Task -> Output all of the records again, exactly as written.
=== Data supplied ===
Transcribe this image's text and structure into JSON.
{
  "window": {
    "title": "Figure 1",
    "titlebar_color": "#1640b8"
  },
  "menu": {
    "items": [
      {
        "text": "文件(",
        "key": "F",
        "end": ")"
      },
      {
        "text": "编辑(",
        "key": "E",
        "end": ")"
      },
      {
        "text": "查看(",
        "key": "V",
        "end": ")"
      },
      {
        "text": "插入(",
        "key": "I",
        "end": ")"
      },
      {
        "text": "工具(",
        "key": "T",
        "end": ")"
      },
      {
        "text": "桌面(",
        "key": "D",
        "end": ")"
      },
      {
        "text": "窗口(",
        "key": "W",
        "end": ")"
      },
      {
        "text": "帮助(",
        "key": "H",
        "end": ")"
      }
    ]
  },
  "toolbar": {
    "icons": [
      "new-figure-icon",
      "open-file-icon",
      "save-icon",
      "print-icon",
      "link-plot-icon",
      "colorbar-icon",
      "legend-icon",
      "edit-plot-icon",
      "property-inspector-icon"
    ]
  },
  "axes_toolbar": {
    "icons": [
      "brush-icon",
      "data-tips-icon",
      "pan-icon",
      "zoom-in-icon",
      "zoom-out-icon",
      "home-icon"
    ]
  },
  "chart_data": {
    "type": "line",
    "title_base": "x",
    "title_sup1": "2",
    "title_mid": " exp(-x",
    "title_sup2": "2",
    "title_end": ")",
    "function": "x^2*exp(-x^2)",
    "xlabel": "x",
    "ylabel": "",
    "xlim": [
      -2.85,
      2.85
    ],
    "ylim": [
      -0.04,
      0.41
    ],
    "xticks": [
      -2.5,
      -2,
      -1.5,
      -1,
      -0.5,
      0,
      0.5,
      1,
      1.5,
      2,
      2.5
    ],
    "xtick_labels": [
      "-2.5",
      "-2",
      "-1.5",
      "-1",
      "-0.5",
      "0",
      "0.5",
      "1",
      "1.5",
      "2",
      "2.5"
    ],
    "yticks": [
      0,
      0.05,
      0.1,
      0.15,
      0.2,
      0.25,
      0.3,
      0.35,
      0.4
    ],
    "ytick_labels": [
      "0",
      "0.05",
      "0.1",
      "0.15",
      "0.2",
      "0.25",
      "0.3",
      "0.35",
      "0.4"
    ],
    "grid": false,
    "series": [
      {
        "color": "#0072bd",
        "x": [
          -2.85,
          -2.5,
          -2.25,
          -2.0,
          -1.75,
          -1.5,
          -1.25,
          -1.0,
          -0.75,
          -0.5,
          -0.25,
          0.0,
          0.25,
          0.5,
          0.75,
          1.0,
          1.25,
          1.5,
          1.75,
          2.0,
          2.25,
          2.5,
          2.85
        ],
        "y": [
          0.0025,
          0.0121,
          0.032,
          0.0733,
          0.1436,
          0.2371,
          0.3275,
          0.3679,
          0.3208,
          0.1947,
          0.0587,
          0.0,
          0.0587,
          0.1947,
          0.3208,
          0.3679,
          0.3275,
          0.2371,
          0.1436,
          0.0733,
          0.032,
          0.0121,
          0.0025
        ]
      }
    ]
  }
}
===
Reply ->
Transcribe this image's text and structure into JSON.
{
  "window": {
    "title": "Figure 1",
    "titlebar_color": "#1640b8"
  },
  "menu": {
    "items": [
      {
        "text": "文件(",
        "key": "F",
        "end": ")"
      },
      {
        "text": "编辑(",
        "key": "E",
        "end": ")"
      },
      {
        "text": "查看(",
        "key": "V",
        "end": ")"
      },
      {
        "text": "插入(",
        "key": "I",
        "end": ")"
      },
      {
        "text": "工具(",
        "key": "T",
        "end": ")"
      },
      {
        "text": "桌面(",
        "key": "D",
        "end": ")"
      },
      {
        "text": "窗口(",
        "key": "W",
        "end": ")"
      },
      {
        "text": "帮助(",
        "key": "H",
        "end": ")"
      }
    ]
  },
  "toolbar": {
    "icons": [
      "new-figure-icon",
      "open-file-icon",
      "save-icon",
      "print-icon",
      "link-plot-icon",
      "colorbar-icon",
      "legend-icon",
      "edit-plot-icon",
      "property-inspector-icon"
    ]
  },
  "axes_toolbar": {
    "icons": [
      "brush-icon",
      "data-tips-icon",
      "pan-icon",
      "zoom-in-icon",
      "zoom-out-icon",
      "home-icon"
    ]
  },
  "chart_data": {
    "type": "line",
    "title_base": "x",
    "title_sup1": "2",
    "title_mid": " exp(-x",
    "title_sup2": "2",
    "title_end": ")",
    "function": "x^2*exp(-x^2)",
    "xlabel": "x",
    "ylabel": "",
    "xlim": [
      -2.85,
      2.85
    ],
    "ylim": [
      -0.04,
      0.41
    ],
    "xticks": [
      -2.5,
      -2,
      -1.5,
      -1,
      -0.5,
      0,
      0.5,
      1,
      1.5,
      2,
      2.5
    ],
    "xtick_labels": [
      "-2.5",
      "-2",
      "-1.5",
      "-1",
      "-0.5",
      "0",
      "0.5",
      "1",
      "1.5",
      "2",
      "2.5"
    ],
    "yticks": [
      0,
      0.05,
      0.1,
      0.15,
      0.2,
      0.25,
      0.3,
      0.35,
      0.4
    ],
    "ytick_labels": [
      "0",
      "0.05",
      "0.1",
      "0.15",
      "0.2",
      "0.25",
      "0.3",
      "0.35",
      "0.4"
    ],
    "grid": false,
    "series": [
      {
        "color": "#0072bd",
        "x": [
          -2.85,
          -2.5,
          -2.25,
          -2.0,
          -1.75,
          -1.5,
          -1.25,
          -1.0,
          -0.75,
          -0.5,
          -0.25,
          0.0,
          0.25,
          0.5,
          0.75,
          1.0,
          1.25,
          1.5,
          1.75,
          2.0,
          2.25,
          2.5,
          2.85
        ],
        "y": [
          0.0025,
          0.0121,
          0.032,
          0.0733,
          0.1436,
          0.2371,
          0.3275,
          0.3679,
          0.3208,
          0.1947,
          0.0587,
          0.0,
          0.0587,
          0.1947,
          0.3208,
          0.3679,
          0.3275,
          0.2371,
          0.1436,
          0.0733,
          0.032,
          0.0121,
          0.0025
        ]
      }
    ]
  }
}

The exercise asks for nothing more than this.